:: What the task asks ::
Look through the entries below and return all lines including the word "address".

:: Task data ::

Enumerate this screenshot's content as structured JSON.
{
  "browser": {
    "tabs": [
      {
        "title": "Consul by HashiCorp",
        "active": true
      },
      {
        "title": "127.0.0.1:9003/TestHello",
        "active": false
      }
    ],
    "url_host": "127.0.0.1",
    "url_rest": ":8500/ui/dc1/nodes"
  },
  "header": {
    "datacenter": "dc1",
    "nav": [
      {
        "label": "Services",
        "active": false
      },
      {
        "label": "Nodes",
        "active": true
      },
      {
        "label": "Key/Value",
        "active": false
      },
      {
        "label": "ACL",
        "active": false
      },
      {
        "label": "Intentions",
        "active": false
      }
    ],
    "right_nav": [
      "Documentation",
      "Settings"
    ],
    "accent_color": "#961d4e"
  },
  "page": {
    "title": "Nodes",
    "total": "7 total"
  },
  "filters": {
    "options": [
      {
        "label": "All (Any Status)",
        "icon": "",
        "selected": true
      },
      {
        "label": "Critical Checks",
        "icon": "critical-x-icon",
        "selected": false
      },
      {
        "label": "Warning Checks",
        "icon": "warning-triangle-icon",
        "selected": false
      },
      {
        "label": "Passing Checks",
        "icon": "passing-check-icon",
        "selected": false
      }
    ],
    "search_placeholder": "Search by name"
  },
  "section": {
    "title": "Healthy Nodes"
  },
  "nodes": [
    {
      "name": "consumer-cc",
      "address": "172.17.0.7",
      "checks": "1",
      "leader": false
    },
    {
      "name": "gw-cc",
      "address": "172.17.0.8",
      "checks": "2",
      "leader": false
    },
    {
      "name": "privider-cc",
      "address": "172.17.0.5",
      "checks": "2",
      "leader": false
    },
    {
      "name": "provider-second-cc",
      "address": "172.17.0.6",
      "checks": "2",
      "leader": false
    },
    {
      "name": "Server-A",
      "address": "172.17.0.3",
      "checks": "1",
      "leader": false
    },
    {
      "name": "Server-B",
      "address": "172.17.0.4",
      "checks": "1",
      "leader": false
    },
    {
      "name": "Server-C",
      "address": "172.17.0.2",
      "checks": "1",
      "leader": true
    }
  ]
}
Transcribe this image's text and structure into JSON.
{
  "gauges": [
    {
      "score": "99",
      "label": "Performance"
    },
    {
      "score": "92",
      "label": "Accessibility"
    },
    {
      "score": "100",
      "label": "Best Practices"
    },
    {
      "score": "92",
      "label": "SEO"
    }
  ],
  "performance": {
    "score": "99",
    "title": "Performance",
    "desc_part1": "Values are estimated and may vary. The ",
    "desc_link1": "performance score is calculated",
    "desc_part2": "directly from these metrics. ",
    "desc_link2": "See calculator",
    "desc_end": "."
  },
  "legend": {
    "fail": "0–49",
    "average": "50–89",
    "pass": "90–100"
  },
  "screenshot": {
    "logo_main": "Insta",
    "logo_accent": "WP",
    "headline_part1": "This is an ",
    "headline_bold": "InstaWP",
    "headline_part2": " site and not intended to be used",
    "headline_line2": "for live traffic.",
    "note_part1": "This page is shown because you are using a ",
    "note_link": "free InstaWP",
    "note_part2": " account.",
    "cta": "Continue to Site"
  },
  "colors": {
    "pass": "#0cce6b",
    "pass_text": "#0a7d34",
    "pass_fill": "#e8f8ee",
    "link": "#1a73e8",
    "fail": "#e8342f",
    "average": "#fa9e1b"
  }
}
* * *
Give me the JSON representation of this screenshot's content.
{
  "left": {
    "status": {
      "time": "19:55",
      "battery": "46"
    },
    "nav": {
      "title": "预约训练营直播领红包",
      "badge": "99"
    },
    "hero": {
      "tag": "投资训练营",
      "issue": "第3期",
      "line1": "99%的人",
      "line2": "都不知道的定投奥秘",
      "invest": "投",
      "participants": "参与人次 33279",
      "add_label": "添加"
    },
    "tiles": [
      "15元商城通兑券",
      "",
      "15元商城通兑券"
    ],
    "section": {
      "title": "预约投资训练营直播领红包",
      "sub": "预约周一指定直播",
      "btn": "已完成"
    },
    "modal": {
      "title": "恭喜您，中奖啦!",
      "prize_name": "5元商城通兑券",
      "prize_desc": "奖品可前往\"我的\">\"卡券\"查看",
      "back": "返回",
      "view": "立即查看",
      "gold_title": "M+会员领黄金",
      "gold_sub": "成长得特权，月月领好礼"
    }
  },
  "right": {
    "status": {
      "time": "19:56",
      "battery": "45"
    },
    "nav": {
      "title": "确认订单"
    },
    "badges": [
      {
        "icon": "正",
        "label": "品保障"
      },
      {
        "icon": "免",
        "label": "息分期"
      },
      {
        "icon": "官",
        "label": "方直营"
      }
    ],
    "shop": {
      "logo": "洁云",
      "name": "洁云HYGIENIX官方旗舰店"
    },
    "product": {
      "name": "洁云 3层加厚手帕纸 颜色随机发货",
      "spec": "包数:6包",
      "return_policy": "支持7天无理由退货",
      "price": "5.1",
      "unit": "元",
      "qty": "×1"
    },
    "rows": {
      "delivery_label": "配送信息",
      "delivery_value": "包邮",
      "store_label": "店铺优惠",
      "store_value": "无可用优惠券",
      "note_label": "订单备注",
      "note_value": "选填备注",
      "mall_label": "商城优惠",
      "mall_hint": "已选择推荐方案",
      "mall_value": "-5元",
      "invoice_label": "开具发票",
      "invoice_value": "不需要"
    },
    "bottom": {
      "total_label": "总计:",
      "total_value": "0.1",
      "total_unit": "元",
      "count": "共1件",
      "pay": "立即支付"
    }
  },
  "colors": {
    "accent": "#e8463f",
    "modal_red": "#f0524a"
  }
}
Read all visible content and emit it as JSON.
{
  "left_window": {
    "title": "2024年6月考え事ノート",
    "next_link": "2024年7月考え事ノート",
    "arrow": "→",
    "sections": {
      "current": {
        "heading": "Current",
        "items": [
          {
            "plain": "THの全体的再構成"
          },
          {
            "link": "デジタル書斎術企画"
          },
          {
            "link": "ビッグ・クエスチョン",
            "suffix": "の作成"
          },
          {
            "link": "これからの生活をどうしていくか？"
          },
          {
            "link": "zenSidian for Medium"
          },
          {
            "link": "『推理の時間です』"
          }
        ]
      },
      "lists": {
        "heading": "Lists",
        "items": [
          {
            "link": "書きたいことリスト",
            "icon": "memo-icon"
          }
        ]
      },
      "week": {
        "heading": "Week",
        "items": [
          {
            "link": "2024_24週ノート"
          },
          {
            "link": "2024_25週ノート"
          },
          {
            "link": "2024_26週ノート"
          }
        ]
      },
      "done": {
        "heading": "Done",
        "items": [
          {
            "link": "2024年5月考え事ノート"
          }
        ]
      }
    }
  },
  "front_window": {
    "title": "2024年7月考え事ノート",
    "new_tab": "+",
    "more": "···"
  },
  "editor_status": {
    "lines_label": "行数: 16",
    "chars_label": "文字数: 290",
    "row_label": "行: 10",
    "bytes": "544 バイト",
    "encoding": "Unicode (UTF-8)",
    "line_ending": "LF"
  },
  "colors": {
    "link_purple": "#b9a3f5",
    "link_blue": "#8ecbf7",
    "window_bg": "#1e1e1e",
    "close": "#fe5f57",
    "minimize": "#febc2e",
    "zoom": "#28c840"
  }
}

:: Exercise answer ::
      "address": "172.17.0.7",
      "address": "172.17.0.8",
      "address": "172.17.0.5",
      "address": "172.17.0.6",
      "address": "172.17.0.3",
      "address": "172.17.0.4",
      "address": "172.17.0.2",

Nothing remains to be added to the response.